Goodbye to the age of golden retirement

‘Defined benefit’ pensions that gave baby boomers well funded retirements are rapidly dying – so what do the rest of us do, asks Lauren Almeida



Daily Telegraph

Front Page

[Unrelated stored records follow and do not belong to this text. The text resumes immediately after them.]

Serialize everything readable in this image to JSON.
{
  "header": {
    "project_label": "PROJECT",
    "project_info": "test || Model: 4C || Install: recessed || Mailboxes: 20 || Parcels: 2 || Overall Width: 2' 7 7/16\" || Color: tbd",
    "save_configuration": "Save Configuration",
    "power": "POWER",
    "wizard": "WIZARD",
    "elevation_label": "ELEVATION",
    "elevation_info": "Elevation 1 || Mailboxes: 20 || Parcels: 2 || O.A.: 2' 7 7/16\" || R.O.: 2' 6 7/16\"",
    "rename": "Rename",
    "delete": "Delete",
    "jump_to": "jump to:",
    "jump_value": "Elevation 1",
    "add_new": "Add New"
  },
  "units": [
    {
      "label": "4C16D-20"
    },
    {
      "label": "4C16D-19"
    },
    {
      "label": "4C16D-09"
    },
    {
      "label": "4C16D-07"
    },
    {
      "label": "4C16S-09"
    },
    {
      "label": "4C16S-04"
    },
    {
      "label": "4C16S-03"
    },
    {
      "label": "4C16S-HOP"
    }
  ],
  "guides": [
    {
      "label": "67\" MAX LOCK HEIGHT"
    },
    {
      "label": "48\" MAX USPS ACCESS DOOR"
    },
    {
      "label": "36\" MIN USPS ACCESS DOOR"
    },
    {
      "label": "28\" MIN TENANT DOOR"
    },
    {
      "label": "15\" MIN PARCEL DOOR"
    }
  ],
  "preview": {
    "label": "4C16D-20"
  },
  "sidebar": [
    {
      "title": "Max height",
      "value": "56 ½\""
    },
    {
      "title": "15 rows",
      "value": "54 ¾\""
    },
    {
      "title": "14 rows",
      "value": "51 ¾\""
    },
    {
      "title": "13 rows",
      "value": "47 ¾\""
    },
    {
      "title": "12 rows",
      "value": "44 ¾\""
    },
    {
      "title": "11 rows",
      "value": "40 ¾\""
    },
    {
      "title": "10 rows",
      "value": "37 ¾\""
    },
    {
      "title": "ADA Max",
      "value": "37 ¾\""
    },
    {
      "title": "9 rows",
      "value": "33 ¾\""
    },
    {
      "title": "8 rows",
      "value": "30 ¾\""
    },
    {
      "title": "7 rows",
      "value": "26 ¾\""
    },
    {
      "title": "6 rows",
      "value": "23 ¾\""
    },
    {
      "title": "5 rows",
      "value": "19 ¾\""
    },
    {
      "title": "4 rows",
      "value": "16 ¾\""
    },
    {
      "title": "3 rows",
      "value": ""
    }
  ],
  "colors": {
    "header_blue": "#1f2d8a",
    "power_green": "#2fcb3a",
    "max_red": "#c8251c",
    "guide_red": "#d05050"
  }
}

The golden era of British retirement is over. Gone are the days of long cruises and luxurious holidays – the next cohort of pensioners will have to learn to cope with leaner pots and more work, experts warn. Older generations enjoyed generous “defined benefit” pension schemes, a boom in the housing market and a long bull run in the stock market. But the gradual disappearance of goldplated pensions in the private sector has left hundreds of thousands of workers “scratching their heads”, says Tom McPhail of consultancy The Lang Cat. In 2012 there were 12.8 million people with some kind of entitlement to a defined benefit pension. By 2022 this figure had fallen to 9.7 million, according to the Pensions Regulator. “People in their 80s on final salary schemes are doing very well,” McPhail says. “This generation has benefited from three major booms – in pensions, housing and stocks. But ‘defined contribution’ pensions, which invest your money in the stock market, make retirement much harder to fund,” McPhail adds. “Someone on a final salary pension could feasibly have a guaranteed, inflation-linked income of £50,000 a year. It is almost impossible to get that level of income from the maximum lifetime allowance [with a defined contribution pension],” he says. The lifetime allowance caps the total amount that anyone can have in their pension tax-free at £1.073m. It has been frozen until 2026 and has almost halved since 2011 in nominal terms alone. “If you want a comfortable retirement of skiing and cruises, you need a lot of money,” McPhail says. “Most people simply cannot afford it any more.” The rising cost of living has put even more pressure on soon-to-be retirees to build up their pots. A single person who aims for just a moderate standard of retirement, which provides some financial flexibility with a few weeks’ holiday each year, would need an annual income of £22,300, including the state pension, according to the Pensions & Lifetime Savings Association. This is 12pc higher than in 2021. But in order to reach this level of income, workers need to have built up a private pension pot of at least £ 281,000 by the time they reach the state pension age, according to estimates from the pensions provider Aegon. That assumes the state pension continues to rise in line with inflation – which means that if the Government abandoned its “triple lock” policy, workers would have to save even more. Most people have to supplement their pension with other savings, but if they were to rely on just their workplace schemes and the state pension, a 22- yearold today would need to contribute 15pc of their salary each year to their pot. That is almost twice as high as current minimum contribution levels and three percentage points higher than the level under proposed reforms. Michael Ambery of the pensions consultant Hymans Robertson says: “The current system will not provide a pension that is anywhere near enough for a moderate standard of living. It is only going to get worse as many workers are feeling the pressure of inflation – some cannot afford to continue their contributions. “For people without a gold- plated public sector pension, this is a real worry. They may not be aware how much of a long- term impact this is going to have on their financial health – they are going into this blindfolded.” Ambery says there is growing reluctance among many younger workers to seriously plan for their retirement, as it appears to move further out of reach. The state pension age is 66 and is to increase to 67 in 2028 and 68 by 2039, but policymakers are considering plans to bring that date forward to the mid-2030s. Ambery says: “There is a generation going into the workforce with no expectation of ever being able to afford to retire. There is also a serious quality of life question: we are being told we have to retire later, but then we face poorer health – both physical and mental deterioration. “And it seems that we are working harder for less. Real wages are dropping, but the total hours worked by the general population are on an upward trajectory.” Kate Smith of Aegon, Telegraph Money’s Pensions Doctor columnist, adds that the idea of a “golden” retirement is quickly fading, to be replaced with a new idea of what our final years may look like. “For people approaching retirement, their whole attitude is changing,” she says. “Most people accept that they have to work longer – even those who retired early are beginning to come back because of cost of living pressures. “It is not a cliff edge any more. Instead, people are reducing their hours or trying a different avenue of work. This can be very fulfilling, but of course working for longer can have a physical and mental strain too.” Smith says an increasing burden of care is falling on the next generation of retirees, who are helping their own children with childcare as well as caring for their parents. Almost two million people provide up to nine hours of unpaid care in England and Wales, according to the official census.